TITLE: Students Paying for Content AUTHOR: Eugene Wallingford DATE: March 10, 2006 5:37 PM DESC: ----- BODY:

Education is an admirable thing,
but it is well to remember from time to time
that nothing worth knowing can be taught.
-- Oscar Wilde

Recently I have been having an ongoing conversation with one of my colleagues, a senior faculty member, about teaching methods. This conversation is part of a larger discussion of the quality of our programs and the attractiveness of our majors to students. In one episode, we were discussing the frequency with which one quizzes and exams the class. Some of our math professors quiz almost daily, and even some CS professors give substantial quizzes every week. My colleague thinks is a waste of valuable class time and a disservice to students. I tend to agree, at least for most of our CS courses. When we assess students so frequently for the purposes of grading, the students become focused on assessment and not on the course material. They also tend not to think much about the fun they could be having writing programs and understanding new ideas. They are too worried about the next quiz. My colleague made a much stronger statement:
Students are paying for content.
In an interesting coincidence, when he said this I was preparing a class session in which my students would do several exercises that would culminate in a table-driven parser for a small language. We had studied the essential content over the previous two weeks: first and follow sets, LL(1) grammars, semantic actions, and so on. I don't think I was wasting my students time or tuition money. I do owe them content about compilers and how to build them. But they have to learn how to build a compiler, and they can't learn that by listening to me drone on about it at the front of the classroom; they have to do it. My colleague agrees with me on this point, though I don't think he ever teaches in the way I do. He prefers to use programming projects as the only avenue for practice. Where I diverge is in trying to help students gain experience doing in a tightly controlled environment where I can give almost immediate feedback. My hope is that this sort of scaffolded experience will help them learn and internalize technique more readily. (And don't worry that my students lack for practical project experience. Just ask my compiler students, who had to submit a full parser for a variant of Wirth's Oberon-0 language at 4 PM today.) I think that our students are paying for more than just content. If all they need is "dead" content, I can give them a book. Lecture made a lot of sense as the primary mode of instruction back when books were rare or unavailable. But we can do better now. We can give students access to data in a lot of forms, but as expert practitioners we can help them learn how to do things by working with them in the process of doing things. I am sympathetic to my colleague's claims, though. Many folks these days spend far too much time worrying about teaching methodology than about the course material. The content of the course is paramount; how we teach it is done in service of helping students learn the material. But we can't fall into the trap of thinking that we can lecture content and magically put it into our students' heads, or that they can magically put it there by doing homework. This conversation reminded me of a post on learning styles at Tall, Dark, and Mysterious. Here is an excerpt she quotes from a cognitive scientist:

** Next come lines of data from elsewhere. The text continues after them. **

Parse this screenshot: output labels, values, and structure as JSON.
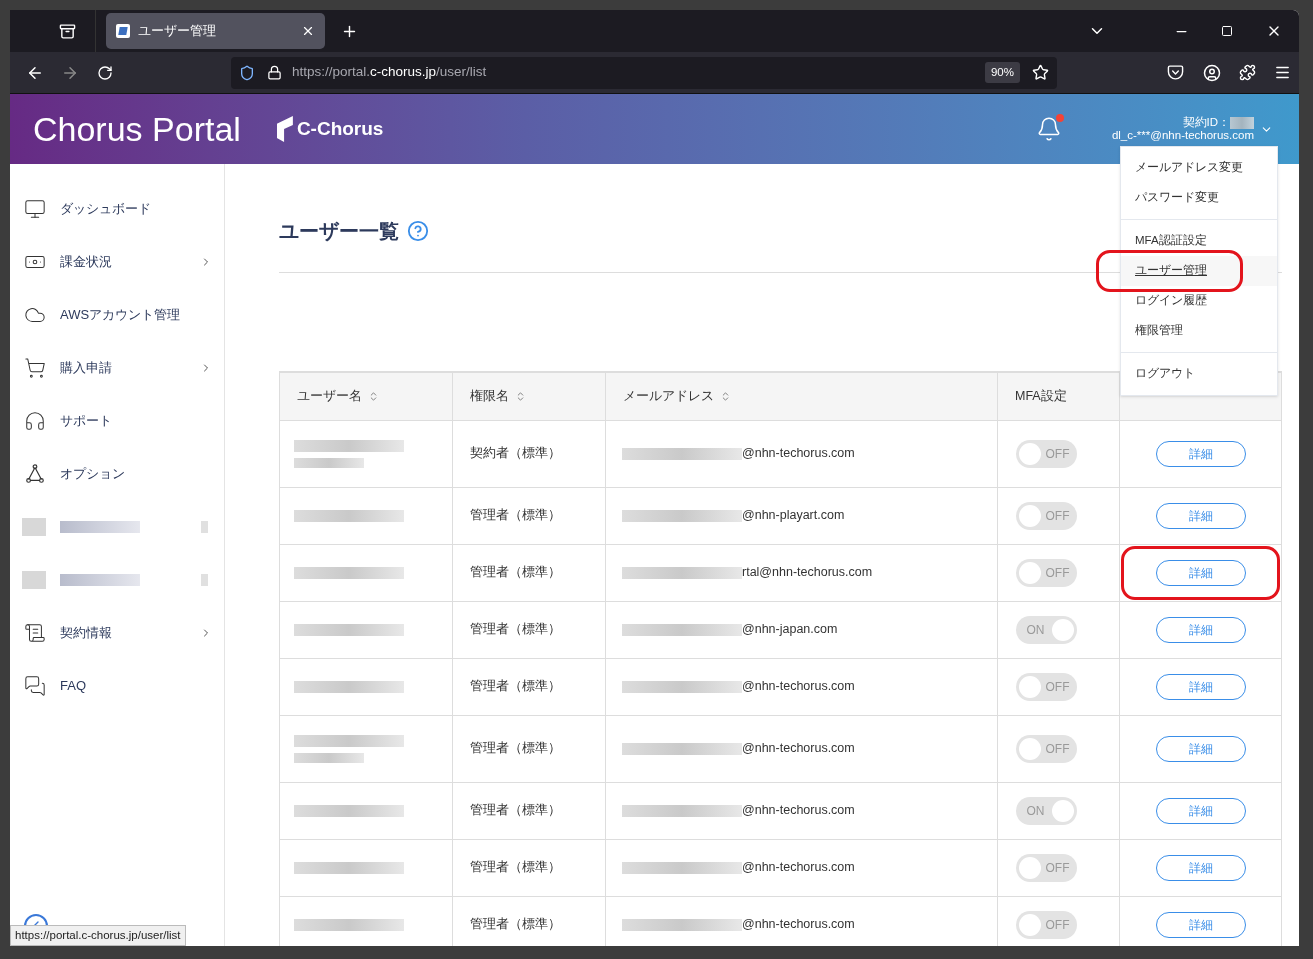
{
  "browser": {
    "tab": {
      "title": "ユーザー管理",
      "selected": true
    },
    "url": {
      "prefix": "https://portal.",
      "domain": "c-chorus.jp",
      "path": "/user/list"
    },
    "zoom": "90%"
  },
  "header": {
    "title": "Chorus Portal",
    "logo_text": "C-Chorus",
    "notification": true,
    "contract_label": "契約ID：",
    "account": "dl_c-***@nhn-techorus.com"
  },
  "sidebar": {
    "items": [
      {
        "kind": "link",
        "label": "ダッシュボード",
        "has_submenu": false
      },
      {
        "kind": "link",
        "label": "課金状況",
        "has_submenu": true
      },
      {
        "kind": "link",
        "label": "AWSアカウント管理",
        "has_submenu": false
      },
      {
        "kind": "link",
        "label": "購入申請",
        "has_submenu": true
      },
      {
        "kind": "link",
        "label": "サポート",
        "has_submenu": false
      },
      {
        "kind": "link",
        "label": "オプション",
        "has_submenu": false
      },
      {
        "kind": "redacted"
      },
      {
        "kind": "redacted"
      },
      {
        "kind": "link",
        "label": "契約情報",
        "has_submenu": true
      },
      {
        "kind": "link",
        "label": "FAQ",
        "has_submenu": false
      }
    ]
  },
  "page": {
    "title": "ユーザー一覧"
  },
  "account_menu": {
    "groups": [
      [
        {
          "label": "メールアドレス変更",
          "selected": false,
          "highlighted": false
        },
        {
          "label": "パスワード変更",
          "selected": false,
          "highlighted": false
        }
      ],
      [
        {
          "label": "MFA認証設定",
          "selected": false,
          "highlighted": false
        },
        {
          "label": "ユーザー管理",
          "selected": true,
          "highlighted": true
        },
        {
          "label": "ログイン履歴",
          "selected": false,
          "highlighted": false
        },
        {
          "label": "権限管理",
          "selected": false,
          "highlighted": false
        }
      ],
      [
        {
          "label": "ログアウト",
          "selected": false,
          "highlighted": false
        }
      ]
    ]
  },
  "table": {
    "columns": [
      {
        "kind": "sortable",
        "label": "ユーザー名"
      },
      {
        "kind": "sortable",
        "label": "権限名"
      },
      {
        "kind": "sortable",
        "label": "メールアドレス"
      },
      {
        "kind": "plain",
        "label": "MFA設定"
      },
      {
        "kind": "blank"
      }
    ],
    "rows": [
      {
        "name_wraps": true,
        "role": "契約者（標準）",
        "email": "@nhn-techorus.com",
        "mfa": {
          "on": false,
          "label": "OFF"
        },
        "action": "詳細",
        "highlighted": false
      },
      {
        "name_wraps": false,
        "role": "管理者（標準）",
        "email": "@nhn-playart.com",
        "mfa": {
          "on": false,
          "label": "OFF"
        },
        "action": "詳細",
        "highlighted": false
      },
      {
        "name_wraps": false,
        "role": "管理者（標準）",
        "email": "rtal@nhn-techorus.com",
        "mfa": {
          "on": false,
          "label": "OFF"
        },
        "action": "詳細",
        "highlighted": true
      },
      {
        "name_wraps": false,
        "role": "管理者（標準）",
        "email": "@nhn-japan.com",
        "mfa": {
          "on": true,
          "label": "ON"
        },
        "action": "詳細",
        "highlighted": false
      },
      {
        "name_wraps": false,
        "role": "管理者（標準）",
        "email": "@nhn-techorus.com",
        "mfa": {
          "on": false,
          "label": "OFF"
        },
        "action": "詳細",
        "highlighted": false
      },
      {
        "name_wraps": true,
        "role": "管理者（標準）",
        "email": "@nhn-techorus.com",
        "mfa": {
          "on": false,
          "label": "OFF"
        },
        "action": "詳細",
        "highlighted": false
      },
      {
        "name_wraps": false,
        "role": "管理者（標準）",
        "email": "@nhn-techorus.com",
        "mfa": {
          "on": true,
          "label": "ON"
        },
        "action": "詳細",
        "highlighted": false
      },
      {
        "name_wraps": false,
        "role": "管理者（標準）",
        "email": "@nhn-techorus.com",
        "mfa": {
          "on": false,
          "label": "OFF"
        },
        "action": "詳細",
        "highlighted": false
      },
      {
        "name_wraps": false,
        "role": "管理者（標準）",
        "email": "@nhn-techorus.com",
        "mfa": {
          "on": false,
          "label": "OFF"
        },
        "action": "詳細",
        "highlighted": false
      }
    ]
  },
  "status_url": "https://portal.c-chorus.jp/user/list"
}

What cognitive science has taught us is that children do differ in their abilities with different modalities, but teaching the child in his best modality doesn't affect his educational achievement. What does matter is whether the child is taught in the content's best modality. All students learn more when content drives the choice of modality. The issue isn't that teaching a subject, say, kinesthetically, doesn't help a kinesthetic learner understand the material better; the issue is that teaching material kinesthetically may compromise the content.

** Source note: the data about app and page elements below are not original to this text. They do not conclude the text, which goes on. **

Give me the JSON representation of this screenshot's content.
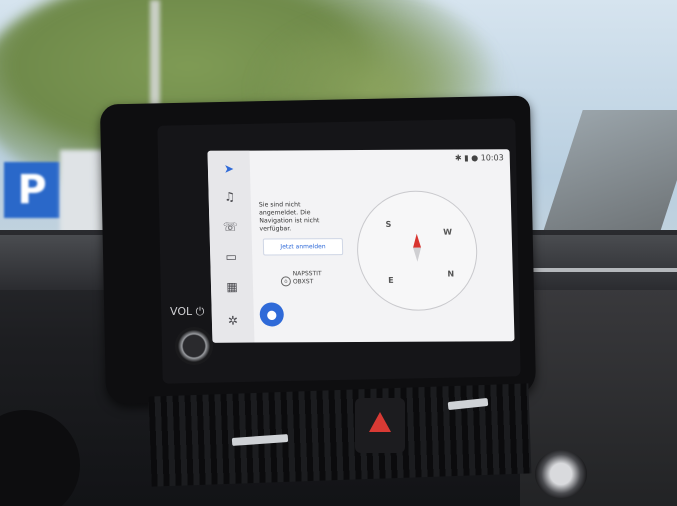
{
  "screen": {
    "status": {
      "time": "10:03",
      "icons": [
        "bluetooth-icon",
        "signal-icon",
        "mic-icon"
      ]
    },
    "rail": [
      "navigation-icon",
      "music-icon",
      "phone-icon",
      "car-icon",
      "apps-icon",
      "settings-icon"
    ],
    "message": "Sie sind nicht angemeldet. Die Navigation ist nicht verfügbar.",
    "signin_button": "Jetzt anmelden",
    "address_line1": "NAPSSTIT",
    "address_line2": "OBXST",
    "compass": {
      "n": "N",
      "s": "S",
      "w": "W",
      "e": "E"
    }
  },
  "hardware": {
    "vol_label": "VOL ⏻"
  },
  "colors": {
    "accent": "#2f6ad8",
    "needle": "#d8342f",
    "hazard": "#d83a34"
  }
}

Knowledge of how to do something sometimes requires an approach different from lecture. Studio work, apprenticeship, and other forms of coached exercise may be the best way to teach some material. Finally, that post quotes someone who sees the key point:
Perhaps it's more important for a student to know their learning style than for a teacher to teach to it. Then the student can make whatever adjustments are needed in their classroom and study habits (as well as out of classroom time with the instructor).
In any case, a scientist or a programmer needs to possess both a lot of declarative knowledge and a lot of procedural knowledge. We should use teaching methods that best help them learn. -----